PhD Candidate Appointed Leadership Fellow in India
UTS’s Faculty of Arts and Social Sciences academic and PhD candidate Nandita Das has been selected for a month-long Incoming Leaders Fellowship by the Australia India Institute (AII), recognised for her outstanding study of climate change governance.
The Fellowship aims to facilitate relationships between India and key technology partners globally, expanding UTS’s relationship with the AII and its’ networks.
The Institute will fly Nandita to Delhi in December and provide work space, accommodation and resources, where she plans to create a comparative study of the policies and politics surrounding climate change in both countries.
At the end of the fellowship, the Nandita Das will hold a public lecture on her research and aims to publish a journal article on the topic.
This work follows on from her PhD thesis, submitted in February under the supervision of Associate Professor James Goodman, which analysed thirty years of Australian governments’ climate policies.
Nandita began her PhD at the University of Western Sydney but transferred to UTS in 2014 and has been teaching within the School of Communication as well as continuing her postgraduate degree research.
“James Goodman, who was my supervisor, is an expert in the field of climate change governance,” she said.
“I’ve been also teaching a fair bit, so as a student and as an academic – the experience has helped me improve my critical analysis and critical thinking as well.”
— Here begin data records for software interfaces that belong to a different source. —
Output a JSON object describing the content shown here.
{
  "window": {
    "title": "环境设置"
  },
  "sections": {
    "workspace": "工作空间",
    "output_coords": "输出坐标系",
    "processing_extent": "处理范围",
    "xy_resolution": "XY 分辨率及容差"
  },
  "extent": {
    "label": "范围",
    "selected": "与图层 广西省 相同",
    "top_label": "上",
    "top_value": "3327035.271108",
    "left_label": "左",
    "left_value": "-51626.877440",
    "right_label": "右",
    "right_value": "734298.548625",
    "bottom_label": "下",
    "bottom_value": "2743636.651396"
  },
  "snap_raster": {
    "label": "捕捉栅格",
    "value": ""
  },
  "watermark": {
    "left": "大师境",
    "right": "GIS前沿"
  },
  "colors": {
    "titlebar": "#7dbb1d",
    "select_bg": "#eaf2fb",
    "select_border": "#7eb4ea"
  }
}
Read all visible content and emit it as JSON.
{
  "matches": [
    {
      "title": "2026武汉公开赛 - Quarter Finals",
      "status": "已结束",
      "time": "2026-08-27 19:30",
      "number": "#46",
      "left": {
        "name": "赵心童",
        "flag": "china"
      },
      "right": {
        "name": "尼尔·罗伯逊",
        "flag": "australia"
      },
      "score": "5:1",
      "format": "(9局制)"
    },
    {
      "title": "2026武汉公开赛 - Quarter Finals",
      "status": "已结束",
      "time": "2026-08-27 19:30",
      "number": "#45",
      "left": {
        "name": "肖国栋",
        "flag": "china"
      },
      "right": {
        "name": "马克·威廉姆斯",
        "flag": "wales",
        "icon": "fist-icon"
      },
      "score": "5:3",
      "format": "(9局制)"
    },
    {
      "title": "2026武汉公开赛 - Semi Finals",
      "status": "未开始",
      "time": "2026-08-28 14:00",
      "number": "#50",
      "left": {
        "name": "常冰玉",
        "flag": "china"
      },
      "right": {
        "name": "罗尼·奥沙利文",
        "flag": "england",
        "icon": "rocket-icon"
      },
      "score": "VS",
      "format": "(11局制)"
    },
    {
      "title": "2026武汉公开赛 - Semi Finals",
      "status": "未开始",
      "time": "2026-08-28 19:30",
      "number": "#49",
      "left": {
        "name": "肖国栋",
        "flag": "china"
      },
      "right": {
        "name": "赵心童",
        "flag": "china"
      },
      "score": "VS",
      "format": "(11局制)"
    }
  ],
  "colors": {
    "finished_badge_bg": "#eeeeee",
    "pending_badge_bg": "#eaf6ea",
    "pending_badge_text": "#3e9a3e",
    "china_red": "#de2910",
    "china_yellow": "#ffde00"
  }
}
Nandita says the fellowship will be “a great stepping stone in terms of translating [her] research framework within India, while also providing a global perspective” on her studies. She hopes to continue in academia after returning to Australia, and further her research on climate change and political economy.
“That’s where I see my future,” she said.
The Fellowship will also open doors to creating new and international networks of experts in the field for Nandita and UTS, a process which will begin with the launch of the new Climate Justice Centre within the FASS faculty in August.
When asked the focus on her study for the Political-Economy of Climate Change Governance, Nandita explains:
“My research examines global climate change in the current economic and political context. The focus is to interrogate the nature and process of global climate governance and enhance our understanding of the complexities and contestations that underlie the international negotiations of climate crisis. I am interested in understanding how power operates in the politics and economics of climate change within the broader patterns of governance. The specific focus of my research is a critical analysis of Australian climate policy of successive governments starting from Bob Hawke to as recent as Kevin Rudd. Furthering my global research initiative with focus on specific countries, Australia India Institute (AII) Emerging Leaders Fellowship will provide me an opportunity to undertake a comparative understanding of climate policy between Australia and India on the role of governments and various actors in the effective mitigation of climate crisis.”
Byline: Olivia Stanley
Bachelor of Communication (Journalism)